Problem to solve: Filter the lines below, copying only those with the string "fotos".

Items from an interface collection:
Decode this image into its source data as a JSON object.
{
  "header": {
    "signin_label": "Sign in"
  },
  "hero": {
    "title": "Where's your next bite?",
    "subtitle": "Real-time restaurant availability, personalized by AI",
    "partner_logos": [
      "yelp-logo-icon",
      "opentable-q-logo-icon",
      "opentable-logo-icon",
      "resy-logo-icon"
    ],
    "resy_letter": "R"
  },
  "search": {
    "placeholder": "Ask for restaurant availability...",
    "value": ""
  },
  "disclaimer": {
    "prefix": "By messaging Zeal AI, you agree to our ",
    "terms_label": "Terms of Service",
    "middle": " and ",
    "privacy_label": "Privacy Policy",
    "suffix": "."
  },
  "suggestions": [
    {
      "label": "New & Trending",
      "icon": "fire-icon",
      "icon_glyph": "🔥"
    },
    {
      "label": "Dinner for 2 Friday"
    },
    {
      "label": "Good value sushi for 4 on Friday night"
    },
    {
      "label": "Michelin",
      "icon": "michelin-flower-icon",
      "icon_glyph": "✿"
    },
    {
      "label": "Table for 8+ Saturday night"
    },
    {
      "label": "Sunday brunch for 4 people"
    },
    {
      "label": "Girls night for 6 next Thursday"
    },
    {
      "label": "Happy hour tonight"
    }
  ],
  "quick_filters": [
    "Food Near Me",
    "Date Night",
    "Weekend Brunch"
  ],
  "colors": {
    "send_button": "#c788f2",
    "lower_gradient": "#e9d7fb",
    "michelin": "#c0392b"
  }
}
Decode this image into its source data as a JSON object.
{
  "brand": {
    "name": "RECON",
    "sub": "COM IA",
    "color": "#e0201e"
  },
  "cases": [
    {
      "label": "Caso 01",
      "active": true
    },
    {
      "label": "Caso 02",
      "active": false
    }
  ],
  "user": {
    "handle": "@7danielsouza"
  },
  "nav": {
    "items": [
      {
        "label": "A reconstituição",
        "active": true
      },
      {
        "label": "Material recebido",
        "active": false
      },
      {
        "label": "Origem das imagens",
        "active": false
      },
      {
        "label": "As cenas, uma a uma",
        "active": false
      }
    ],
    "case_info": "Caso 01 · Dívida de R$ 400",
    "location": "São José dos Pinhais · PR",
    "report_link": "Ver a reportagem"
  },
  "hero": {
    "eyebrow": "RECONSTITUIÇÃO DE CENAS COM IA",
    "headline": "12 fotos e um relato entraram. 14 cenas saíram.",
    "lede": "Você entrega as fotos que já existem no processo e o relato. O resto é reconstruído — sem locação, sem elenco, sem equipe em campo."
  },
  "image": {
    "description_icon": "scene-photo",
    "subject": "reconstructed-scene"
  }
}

Task solution:
    "headline": "12 fotos e um relato entraram. 14 cenas saíram.",
    "lede": "Você entrega as fotos que já existem no processo e o relato. O resto é reconstruído — sem locação, sem elenco, sem equipe em campo."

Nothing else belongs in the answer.